Aim of the exercise → Exactly how many lines of the data below include the string "JSON"? State the number and nothing more.

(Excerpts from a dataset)
---*---
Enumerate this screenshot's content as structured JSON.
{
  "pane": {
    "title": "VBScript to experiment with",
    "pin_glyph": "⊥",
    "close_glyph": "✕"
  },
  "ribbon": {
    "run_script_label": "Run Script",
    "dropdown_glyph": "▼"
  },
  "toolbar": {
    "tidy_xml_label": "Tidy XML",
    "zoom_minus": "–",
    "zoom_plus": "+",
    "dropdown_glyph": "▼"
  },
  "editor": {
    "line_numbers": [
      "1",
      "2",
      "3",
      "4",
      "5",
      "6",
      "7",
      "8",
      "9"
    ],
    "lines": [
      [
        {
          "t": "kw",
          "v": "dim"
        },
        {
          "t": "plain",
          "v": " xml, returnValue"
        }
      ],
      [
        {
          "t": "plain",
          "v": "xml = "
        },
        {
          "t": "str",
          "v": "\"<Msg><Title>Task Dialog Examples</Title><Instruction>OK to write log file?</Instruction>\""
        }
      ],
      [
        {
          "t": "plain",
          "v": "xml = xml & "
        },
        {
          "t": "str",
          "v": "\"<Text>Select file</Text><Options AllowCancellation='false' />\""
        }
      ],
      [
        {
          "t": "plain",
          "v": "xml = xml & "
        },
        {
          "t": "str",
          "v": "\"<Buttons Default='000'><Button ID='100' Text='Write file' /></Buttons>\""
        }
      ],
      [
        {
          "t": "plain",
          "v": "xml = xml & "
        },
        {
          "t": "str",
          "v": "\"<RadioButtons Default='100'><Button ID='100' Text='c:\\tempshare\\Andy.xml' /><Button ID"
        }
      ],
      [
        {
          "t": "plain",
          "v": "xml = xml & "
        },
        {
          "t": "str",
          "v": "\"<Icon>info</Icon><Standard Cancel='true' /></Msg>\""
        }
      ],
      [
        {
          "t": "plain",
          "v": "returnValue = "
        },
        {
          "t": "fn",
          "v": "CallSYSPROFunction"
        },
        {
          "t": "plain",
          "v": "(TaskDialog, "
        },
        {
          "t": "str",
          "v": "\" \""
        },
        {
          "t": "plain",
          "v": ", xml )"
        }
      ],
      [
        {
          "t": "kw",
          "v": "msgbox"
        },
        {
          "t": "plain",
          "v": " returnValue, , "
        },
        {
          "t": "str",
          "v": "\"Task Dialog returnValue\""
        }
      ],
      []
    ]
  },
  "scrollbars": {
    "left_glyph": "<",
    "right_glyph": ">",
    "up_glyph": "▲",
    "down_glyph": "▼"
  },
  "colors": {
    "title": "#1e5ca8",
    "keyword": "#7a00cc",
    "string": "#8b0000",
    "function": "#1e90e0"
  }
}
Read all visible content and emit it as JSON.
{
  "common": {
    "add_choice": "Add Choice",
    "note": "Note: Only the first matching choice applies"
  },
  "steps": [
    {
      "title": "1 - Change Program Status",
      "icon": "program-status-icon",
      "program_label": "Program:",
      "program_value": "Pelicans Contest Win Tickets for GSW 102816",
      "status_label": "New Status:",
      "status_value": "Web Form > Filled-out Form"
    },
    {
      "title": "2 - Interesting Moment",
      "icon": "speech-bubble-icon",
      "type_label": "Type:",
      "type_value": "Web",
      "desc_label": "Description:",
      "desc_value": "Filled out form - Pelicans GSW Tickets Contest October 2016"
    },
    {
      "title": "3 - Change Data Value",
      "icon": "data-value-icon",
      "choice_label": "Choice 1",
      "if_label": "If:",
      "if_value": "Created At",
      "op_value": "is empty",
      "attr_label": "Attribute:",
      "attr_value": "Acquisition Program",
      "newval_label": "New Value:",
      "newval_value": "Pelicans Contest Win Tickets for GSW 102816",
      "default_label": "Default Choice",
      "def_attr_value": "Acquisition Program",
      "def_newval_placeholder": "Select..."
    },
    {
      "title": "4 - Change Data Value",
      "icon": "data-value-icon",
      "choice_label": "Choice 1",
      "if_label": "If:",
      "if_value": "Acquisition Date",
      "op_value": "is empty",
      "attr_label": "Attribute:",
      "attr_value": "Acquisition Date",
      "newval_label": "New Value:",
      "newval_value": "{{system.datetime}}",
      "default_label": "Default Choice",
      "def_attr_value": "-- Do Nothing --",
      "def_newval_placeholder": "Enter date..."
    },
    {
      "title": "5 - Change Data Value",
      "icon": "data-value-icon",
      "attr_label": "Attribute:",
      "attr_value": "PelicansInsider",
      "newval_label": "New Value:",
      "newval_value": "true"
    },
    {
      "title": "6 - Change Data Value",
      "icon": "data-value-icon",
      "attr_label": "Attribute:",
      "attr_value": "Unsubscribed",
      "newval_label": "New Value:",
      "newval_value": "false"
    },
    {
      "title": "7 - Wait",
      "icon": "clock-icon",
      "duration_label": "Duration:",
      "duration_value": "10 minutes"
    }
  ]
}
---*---
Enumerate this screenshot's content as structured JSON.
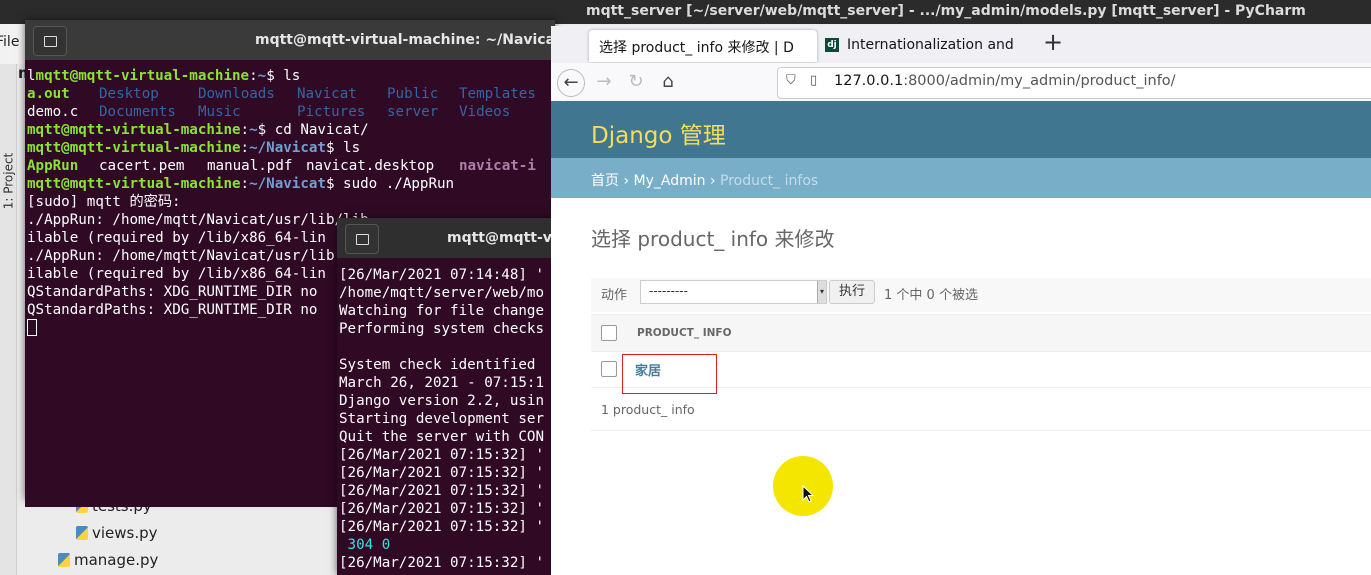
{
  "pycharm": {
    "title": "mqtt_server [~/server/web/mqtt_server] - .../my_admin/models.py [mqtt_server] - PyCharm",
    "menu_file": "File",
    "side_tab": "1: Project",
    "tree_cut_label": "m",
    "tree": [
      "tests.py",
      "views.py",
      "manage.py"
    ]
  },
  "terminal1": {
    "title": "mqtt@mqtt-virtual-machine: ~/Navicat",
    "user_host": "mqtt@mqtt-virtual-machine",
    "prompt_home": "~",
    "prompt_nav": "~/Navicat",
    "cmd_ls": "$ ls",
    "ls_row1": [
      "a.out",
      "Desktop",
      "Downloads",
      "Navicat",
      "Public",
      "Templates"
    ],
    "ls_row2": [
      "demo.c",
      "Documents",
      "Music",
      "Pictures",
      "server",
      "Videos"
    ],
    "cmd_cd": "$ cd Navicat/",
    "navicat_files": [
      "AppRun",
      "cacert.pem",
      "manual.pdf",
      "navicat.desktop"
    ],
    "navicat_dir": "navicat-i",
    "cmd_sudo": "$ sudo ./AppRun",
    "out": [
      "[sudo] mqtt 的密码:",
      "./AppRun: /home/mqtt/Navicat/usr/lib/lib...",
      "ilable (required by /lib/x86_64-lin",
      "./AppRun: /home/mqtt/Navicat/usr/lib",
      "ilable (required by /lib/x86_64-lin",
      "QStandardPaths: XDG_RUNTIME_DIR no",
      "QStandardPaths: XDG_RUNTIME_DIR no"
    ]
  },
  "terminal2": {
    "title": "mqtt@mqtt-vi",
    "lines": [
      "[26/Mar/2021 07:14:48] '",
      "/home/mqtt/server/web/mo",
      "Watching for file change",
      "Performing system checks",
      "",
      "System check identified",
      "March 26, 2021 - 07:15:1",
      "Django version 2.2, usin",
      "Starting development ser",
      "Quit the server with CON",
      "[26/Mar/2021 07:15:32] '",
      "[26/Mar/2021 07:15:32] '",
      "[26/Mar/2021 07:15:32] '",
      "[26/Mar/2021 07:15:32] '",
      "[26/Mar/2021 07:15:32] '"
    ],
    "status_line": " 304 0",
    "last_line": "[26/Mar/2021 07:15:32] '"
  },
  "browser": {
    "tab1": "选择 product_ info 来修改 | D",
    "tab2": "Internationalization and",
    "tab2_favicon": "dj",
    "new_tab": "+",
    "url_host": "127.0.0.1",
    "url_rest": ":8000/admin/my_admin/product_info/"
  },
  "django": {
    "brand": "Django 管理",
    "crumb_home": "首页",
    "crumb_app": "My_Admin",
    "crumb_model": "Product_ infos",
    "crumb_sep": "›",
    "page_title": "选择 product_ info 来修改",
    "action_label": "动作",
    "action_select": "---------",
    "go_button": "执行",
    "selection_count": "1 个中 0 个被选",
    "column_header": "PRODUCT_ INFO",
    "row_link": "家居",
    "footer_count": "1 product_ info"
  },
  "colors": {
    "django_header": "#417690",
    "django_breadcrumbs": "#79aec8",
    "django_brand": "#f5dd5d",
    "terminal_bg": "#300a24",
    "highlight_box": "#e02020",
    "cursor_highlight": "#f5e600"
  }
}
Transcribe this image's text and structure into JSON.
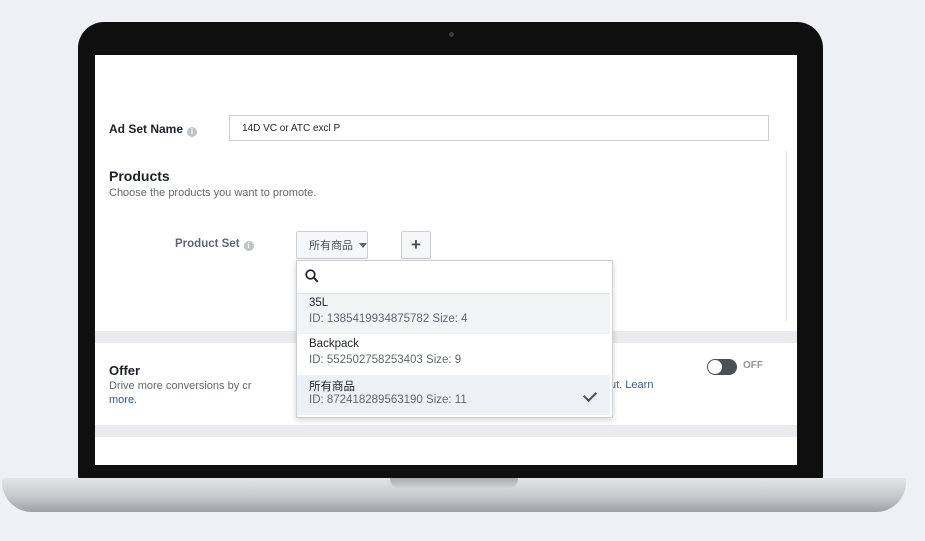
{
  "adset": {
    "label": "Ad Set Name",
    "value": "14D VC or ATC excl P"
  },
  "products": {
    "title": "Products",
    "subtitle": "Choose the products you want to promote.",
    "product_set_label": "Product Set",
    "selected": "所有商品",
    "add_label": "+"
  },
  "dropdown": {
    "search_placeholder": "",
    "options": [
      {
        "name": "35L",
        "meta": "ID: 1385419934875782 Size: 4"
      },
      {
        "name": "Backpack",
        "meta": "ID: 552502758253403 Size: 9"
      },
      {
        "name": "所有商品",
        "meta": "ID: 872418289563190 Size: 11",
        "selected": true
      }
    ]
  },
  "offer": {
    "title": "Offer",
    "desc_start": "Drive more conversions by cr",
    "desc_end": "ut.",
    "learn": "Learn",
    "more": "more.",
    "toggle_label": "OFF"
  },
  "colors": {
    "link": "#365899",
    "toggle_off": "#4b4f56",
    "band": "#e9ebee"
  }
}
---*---
Exercise response → 4